Some things change slightly.

The food court at Century City mall is one of the best. It may have some chains, but it is a long way from the fast food filled food courts of the world. Strangely, there is some turnover in restaurants, but they always seem to be replaced by a similar restaurant with the same name. Case in point: Sorabal, a Korean place, was replaced by Bibigo, a – you guessed it – Korean place. Sure, Bibigo is a different concept from Sorabal, but my point still stands.

You may have heard of bibimbap, which is essentially a Korean rice bowl. Bibigo takes the rice bowl concept to the customization levels of burger places like The Counter. You choose your bowl type (salad, regular rice bowl, hot stone rice bowl), rice (white, black, brown and white, barley and white), meat type thing (bulgogi beef, teriyaki chicken, chicken breast, spicy pork, tofu, shrimp) and finally a sauce (kohot, ssam, sesame, citron soy). Oh, and you can also add a fried egg for a buck, which I think is kinda cheap because the egg is an essential part of these bowls in my mind. The bowls also come with mixed veggies.

A lone egg in a sea of black and brown.

I opted for the hot stone bowl, black rice and bulgogi with the kohot sauce (as the name would imply, it was the spicier sauce). Then I took it to the next level by adding an egg and asking for no veggies. Both of these were great choices.

My veggie-free bowl looked great and the egg was just about the only thing that gave it color. The egg, by the way, was perfectly runny and a delicious addition to the bowl. The black rice was a great choice, as was the kohot sauce, which really enhanced the flavor of the whole bowl. The bulgogi beef, though, left a bit to be desired. Not only would I have liked more of it, but it just didn’t taste as good as some bulgogi I’ve had.

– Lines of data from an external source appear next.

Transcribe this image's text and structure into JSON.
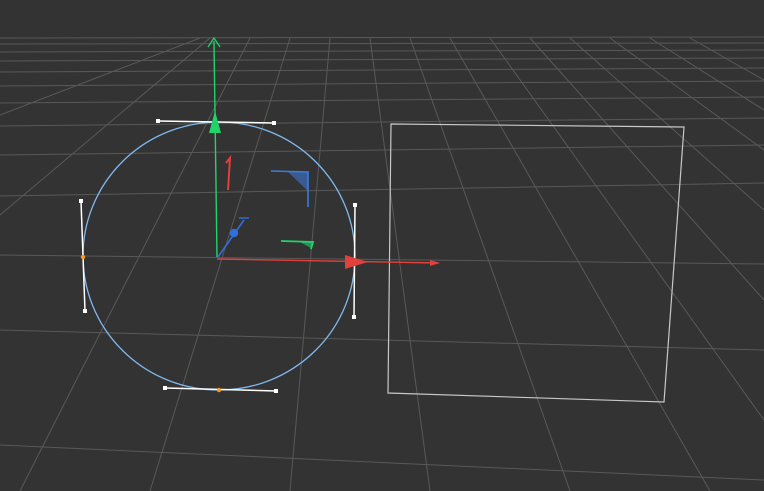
{
  "viewport": {
    "background": "#333333",
    "grid_color": "#595959",
    "horizon_color": "#4a4a4a"
  },
  "gizmo": {
    "x_axis_color": "#e0413c",
    "y_axis_color": "#22d36a",
    "z_axis_color": "#2f6fe0",
    "xy_plane_color": "#3a7be0",
    "xz_plane_color": "#22d36a",
    "yz_plane_color": "#e0413c"
  },
  "objects": [
    {
      "name": "circle",
      "type": "spline-circle",
      "color": "#7fb8ee"
    },
    {
      "name": "rectangle",
      "type": "spline-rectangle",
      "color": "#c8c8c8"
    }
  ],
  "handles": {
    "tangent_color": "#ffffff",
    "point_color": "#ff9a1f"
  }
}
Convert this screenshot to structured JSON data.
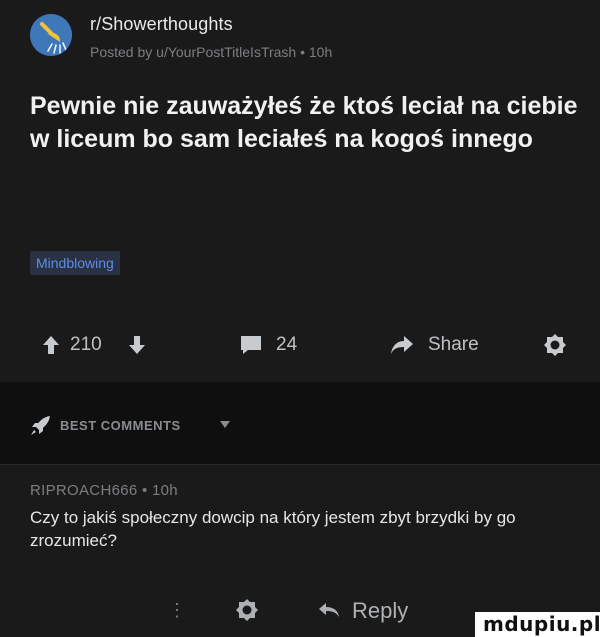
{
  "post": {
    "subreddit": "r/Showerthoughts",
    "posted_by": "Posted by u/YourPostTitleIsTrash • 10h",
    "title": "Pewnie nie zauważyłeś że ktoś leciał na ciebie w liceum bo sam leciałeś na kogoś innego",
    "flair": "Mindblowing",
    "upvotes": "210",
    "comments": "24",
    "share_label": "Share"
  },
  "best_comments": {
    "label": "BEST COMMENTS"
  },
  "comment": {
    "author_time": "RIPROACH666 • 10h",
    "body": "Czy to jakiś społeczny dowcip na który jestem zbyt brzydki by go zrozumieć?",
    "dots": "⋮",
    "reply_label": "Reply"
  },
  "watermark": "mdupiu.pl",
  "colors": {
    "background": "#1a1a1b",
    "best_bar": "#0f0f10",
    "flair_bg": "#2a3142",
    "flair_text": "#5a8ee8",
    "avatar": "#3f78b8"
  },
  "icons": [
    "upvote-icon",
    "downvote-icon",
    "comment-icon",
    "share-icon",
    "award-icon",
    "rocket-icon",
    "chevron-down-icon",
    "reply-icon"
  ]
}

Nonetheless, Bibigo is definitely a worthy addition to the Century City food court. It is heads and shoulders above its predecessor and I will probably be back at some point to see what other combinations of Korean riceyness I can concoct.